              Triple rinse              empty               Empty

Reuse of Empty or Triple Rinsed Containers

Empty or triple rinsed containers may be reused for the collection of hazardous wastes, if:

    1. The original container's contents are compatible with the waste that the container is being used for; and
    2. The container is compatible with the waste contents; and
    3. The container is in good working condition: no dents, cracks or corrosion.
Empty P-listed Material

For all empty containers that previously held a p-listed material, do not triple rinse!
These containers must be disposed of as hazardous waste, even if they’re empty.

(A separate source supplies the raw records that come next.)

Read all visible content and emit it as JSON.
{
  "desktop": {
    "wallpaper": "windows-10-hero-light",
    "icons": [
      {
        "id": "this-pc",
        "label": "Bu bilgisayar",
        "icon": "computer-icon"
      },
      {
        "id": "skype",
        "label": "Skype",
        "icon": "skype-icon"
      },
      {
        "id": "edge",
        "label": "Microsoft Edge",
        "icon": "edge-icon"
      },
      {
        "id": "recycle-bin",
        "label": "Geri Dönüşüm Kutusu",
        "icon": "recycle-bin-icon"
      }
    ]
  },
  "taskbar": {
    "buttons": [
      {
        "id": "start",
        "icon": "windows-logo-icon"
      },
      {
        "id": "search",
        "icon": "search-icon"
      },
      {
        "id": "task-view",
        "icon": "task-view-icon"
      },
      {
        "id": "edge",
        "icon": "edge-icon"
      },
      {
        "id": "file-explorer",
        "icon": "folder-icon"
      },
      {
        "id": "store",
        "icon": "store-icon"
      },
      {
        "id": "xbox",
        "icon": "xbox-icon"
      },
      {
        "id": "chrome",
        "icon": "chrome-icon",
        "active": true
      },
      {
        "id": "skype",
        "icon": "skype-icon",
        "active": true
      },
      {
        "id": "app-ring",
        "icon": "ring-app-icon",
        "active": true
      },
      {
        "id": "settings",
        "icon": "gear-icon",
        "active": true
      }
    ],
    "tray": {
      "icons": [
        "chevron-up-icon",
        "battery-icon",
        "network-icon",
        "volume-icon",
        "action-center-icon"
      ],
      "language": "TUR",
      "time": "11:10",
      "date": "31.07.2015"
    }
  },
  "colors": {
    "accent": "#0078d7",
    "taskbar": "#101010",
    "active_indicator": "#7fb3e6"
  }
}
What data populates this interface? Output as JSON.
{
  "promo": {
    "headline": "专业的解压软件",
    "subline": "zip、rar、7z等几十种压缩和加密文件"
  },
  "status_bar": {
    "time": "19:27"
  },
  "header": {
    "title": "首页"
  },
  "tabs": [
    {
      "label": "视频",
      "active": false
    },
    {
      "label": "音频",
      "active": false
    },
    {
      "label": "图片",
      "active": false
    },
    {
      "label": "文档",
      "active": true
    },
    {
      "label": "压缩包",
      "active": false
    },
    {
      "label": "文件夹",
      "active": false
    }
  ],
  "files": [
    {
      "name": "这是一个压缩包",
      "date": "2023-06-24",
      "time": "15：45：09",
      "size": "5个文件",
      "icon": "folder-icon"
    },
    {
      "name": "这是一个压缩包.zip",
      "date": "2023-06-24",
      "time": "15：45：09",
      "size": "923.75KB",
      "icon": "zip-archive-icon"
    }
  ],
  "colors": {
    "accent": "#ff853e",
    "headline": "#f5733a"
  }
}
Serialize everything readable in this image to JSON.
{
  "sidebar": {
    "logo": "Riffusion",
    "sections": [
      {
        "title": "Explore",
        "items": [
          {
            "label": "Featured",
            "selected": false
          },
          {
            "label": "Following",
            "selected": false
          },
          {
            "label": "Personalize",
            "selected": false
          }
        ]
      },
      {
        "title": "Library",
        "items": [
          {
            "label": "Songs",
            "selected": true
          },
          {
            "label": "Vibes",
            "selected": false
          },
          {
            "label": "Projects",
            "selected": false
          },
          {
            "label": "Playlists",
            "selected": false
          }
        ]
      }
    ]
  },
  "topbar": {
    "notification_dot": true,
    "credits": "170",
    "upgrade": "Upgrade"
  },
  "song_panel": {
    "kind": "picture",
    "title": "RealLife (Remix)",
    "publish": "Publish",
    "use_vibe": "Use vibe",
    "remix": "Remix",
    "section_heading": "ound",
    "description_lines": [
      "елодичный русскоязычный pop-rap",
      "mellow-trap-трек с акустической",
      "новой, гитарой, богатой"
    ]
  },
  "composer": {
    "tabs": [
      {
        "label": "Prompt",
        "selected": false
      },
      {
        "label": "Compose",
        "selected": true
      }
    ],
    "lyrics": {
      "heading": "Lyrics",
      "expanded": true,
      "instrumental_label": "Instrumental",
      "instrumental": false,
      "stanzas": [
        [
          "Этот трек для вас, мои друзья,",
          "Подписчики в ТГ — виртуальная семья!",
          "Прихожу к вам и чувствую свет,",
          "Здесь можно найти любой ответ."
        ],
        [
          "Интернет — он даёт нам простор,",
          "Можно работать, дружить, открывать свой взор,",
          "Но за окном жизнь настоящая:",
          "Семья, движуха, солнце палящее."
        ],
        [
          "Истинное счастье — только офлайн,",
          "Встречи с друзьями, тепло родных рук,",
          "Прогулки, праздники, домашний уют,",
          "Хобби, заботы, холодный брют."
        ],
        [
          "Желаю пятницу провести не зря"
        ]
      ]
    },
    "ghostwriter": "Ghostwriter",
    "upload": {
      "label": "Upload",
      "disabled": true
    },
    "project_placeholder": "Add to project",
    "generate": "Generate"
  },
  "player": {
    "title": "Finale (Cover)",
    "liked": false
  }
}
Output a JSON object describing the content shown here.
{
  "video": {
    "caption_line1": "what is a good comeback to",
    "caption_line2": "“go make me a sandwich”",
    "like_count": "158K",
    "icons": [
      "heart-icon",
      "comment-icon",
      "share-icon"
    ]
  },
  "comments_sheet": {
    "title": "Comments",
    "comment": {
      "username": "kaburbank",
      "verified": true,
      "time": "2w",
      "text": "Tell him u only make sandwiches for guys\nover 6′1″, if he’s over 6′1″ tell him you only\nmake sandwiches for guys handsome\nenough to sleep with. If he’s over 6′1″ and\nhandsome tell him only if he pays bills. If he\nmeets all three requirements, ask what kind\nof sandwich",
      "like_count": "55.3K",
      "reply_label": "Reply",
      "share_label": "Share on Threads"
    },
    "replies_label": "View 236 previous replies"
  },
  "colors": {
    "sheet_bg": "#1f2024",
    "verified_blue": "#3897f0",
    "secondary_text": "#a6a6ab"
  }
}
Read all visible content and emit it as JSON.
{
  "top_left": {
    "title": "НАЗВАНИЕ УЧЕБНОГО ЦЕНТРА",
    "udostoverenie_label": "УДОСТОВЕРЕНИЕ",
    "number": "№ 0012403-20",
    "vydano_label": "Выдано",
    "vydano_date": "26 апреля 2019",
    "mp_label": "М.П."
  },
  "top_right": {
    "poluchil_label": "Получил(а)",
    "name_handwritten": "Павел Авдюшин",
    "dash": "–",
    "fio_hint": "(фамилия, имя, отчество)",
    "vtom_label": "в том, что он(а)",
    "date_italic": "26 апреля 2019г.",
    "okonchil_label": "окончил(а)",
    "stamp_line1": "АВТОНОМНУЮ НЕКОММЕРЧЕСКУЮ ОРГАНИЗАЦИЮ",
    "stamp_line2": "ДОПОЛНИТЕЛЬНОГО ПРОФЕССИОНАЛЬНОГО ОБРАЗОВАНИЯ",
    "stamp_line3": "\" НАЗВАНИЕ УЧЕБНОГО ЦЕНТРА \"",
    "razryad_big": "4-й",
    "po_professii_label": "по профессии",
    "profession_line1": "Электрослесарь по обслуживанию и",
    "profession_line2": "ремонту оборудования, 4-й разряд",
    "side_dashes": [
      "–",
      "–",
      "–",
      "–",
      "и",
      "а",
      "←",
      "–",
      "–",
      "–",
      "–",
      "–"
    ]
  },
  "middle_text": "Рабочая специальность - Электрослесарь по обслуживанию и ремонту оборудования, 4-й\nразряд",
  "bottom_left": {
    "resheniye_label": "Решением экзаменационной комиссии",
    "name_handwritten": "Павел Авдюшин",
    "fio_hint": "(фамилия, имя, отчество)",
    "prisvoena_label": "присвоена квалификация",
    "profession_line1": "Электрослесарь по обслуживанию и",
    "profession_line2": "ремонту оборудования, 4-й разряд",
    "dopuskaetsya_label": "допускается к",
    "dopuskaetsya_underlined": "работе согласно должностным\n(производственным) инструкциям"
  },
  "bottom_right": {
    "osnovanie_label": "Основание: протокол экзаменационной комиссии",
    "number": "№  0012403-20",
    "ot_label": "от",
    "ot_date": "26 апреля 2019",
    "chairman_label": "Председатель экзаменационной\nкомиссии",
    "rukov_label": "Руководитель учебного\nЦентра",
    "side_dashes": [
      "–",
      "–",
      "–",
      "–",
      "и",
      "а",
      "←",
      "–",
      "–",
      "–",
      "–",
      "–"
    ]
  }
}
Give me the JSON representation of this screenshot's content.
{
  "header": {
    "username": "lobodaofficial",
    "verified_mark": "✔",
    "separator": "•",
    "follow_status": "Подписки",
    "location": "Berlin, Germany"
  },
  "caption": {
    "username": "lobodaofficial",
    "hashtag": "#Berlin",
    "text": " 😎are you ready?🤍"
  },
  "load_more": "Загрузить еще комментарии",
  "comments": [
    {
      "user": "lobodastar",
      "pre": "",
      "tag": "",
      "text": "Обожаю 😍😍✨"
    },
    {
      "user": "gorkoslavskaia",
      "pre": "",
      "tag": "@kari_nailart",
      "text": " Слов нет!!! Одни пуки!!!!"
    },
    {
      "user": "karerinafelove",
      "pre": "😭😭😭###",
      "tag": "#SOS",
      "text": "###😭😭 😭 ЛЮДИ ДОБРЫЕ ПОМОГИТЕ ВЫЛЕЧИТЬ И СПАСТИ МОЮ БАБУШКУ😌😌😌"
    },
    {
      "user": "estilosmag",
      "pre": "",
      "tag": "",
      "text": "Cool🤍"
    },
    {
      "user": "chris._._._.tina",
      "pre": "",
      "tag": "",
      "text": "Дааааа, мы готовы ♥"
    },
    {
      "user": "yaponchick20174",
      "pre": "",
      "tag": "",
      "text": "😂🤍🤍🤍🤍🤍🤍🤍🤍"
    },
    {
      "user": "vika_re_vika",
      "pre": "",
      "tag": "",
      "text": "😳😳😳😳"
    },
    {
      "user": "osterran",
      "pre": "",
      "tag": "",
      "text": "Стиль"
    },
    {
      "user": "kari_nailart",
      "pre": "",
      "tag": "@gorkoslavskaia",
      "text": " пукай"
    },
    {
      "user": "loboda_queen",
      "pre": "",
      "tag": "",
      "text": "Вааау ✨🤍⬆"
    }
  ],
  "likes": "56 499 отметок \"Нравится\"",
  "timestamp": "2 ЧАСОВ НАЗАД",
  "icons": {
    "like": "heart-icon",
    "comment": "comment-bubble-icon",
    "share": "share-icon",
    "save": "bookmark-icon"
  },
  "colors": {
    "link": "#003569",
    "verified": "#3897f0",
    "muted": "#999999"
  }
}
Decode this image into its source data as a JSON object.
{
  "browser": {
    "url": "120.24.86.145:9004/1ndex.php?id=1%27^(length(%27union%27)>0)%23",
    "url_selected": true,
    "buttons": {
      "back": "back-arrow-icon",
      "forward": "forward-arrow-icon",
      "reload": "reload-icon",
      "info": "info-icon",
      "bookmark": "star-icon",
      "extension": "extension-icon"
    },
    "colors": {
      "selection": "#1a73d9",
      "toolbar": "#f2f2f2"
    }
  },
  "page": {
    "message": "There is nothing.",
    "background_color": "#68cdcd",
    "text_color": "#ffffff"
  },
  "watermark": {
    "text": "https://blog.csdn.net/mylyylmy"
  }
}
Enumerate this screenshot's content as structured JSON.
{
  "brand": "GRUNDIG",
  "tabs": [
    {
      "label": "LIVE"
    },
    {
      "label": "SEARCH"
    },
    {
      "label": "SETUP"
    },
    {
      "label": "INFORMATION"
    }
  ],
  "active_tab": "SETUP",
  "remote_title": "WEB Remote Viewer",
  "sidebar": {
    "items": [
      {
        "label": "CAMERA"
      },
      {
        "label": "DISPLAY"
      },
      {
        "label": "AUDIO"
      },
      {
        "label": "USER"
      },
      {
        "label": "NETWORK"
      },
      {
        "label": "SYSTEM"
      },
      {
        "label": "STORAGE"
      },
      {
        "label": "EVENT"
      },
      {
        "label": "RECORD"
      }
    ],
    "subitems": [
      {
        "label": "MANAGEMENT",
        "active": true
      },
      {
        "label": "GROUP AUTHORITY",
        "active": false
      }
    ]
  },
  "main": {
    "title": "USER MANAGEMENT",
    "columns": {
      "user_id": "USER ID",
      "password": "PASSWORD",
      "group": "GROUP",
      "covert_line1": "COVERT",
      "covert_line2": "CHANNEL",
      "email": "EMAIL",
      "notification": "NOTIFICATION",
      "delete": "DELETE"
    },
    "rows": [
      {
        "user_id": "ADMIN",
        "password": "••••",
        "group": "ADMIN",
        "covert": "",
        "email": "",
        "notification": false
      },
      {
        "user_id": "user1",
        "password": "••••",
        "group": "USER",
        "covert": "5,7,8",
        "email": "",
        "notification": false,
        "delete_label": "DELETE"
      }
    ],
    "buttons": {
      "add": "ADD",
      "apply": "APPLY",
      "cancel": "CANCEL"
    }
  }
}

Contact hazwaste@stonybrook.edu for any questions regarding p-listed container disposal

Common P-Listed Waste

Chemical Name CAS Number

4-Aminopyridine

504-24-5

Acrolein

107-02-8

Allyl alcohol

107-18-6

Arsenic compounds Varies
Beryllium powder 7440-41-7
Cyanide salts (inorganic) Varies
Carbon disulfide 75-15-0
Copper cyanide (Cu(CN)) 544-92-3
Cyanogen 460-19-5
Cyanogen chloride 506-77-4
2,4-Dinitrophenol 51-28-5
Epinephrine 51-43-4
Nicotine, & salts 54-11-5
Nitrous and Nitric oxide 10102-44-0,
10102-43-9
Osmium tetroxide

20816-12-0

Potassium cyanide (KCN)

151-50-8

Propargyl alcohol

107-19-7

Sodium azide

26628-22-8

For the complete list of p-listed chemicals, visit the U.S. Environmental Protection Agency's website

Recycling and Disposal of Empty Containers

Plastic

Triple rinsed plastics other than #1 and #2 written in the universal recycling symbol (♻) must be disposed of in the trash.

Town of Brookhaven does not recycle plastics other than #1 or #2.

Glass

Triple rinsed glass containers must be disposed of in the trash if they’re not being reused. Glass containers that have been triple rinsed may be placed in garbage bags, corrugated cardboard boxes or "broken glass" boxes before being disposed of.

Town of Brookhaven does not recycle glass and glassware in recycling containers will not be accepted.

Under no circumstances are containers labeled with the international radioactive symbol, biohazard symbol, or with the words "Hazardous Waste" allowed to be disposed of in the trash.

Radioactive       biohaz       hazardous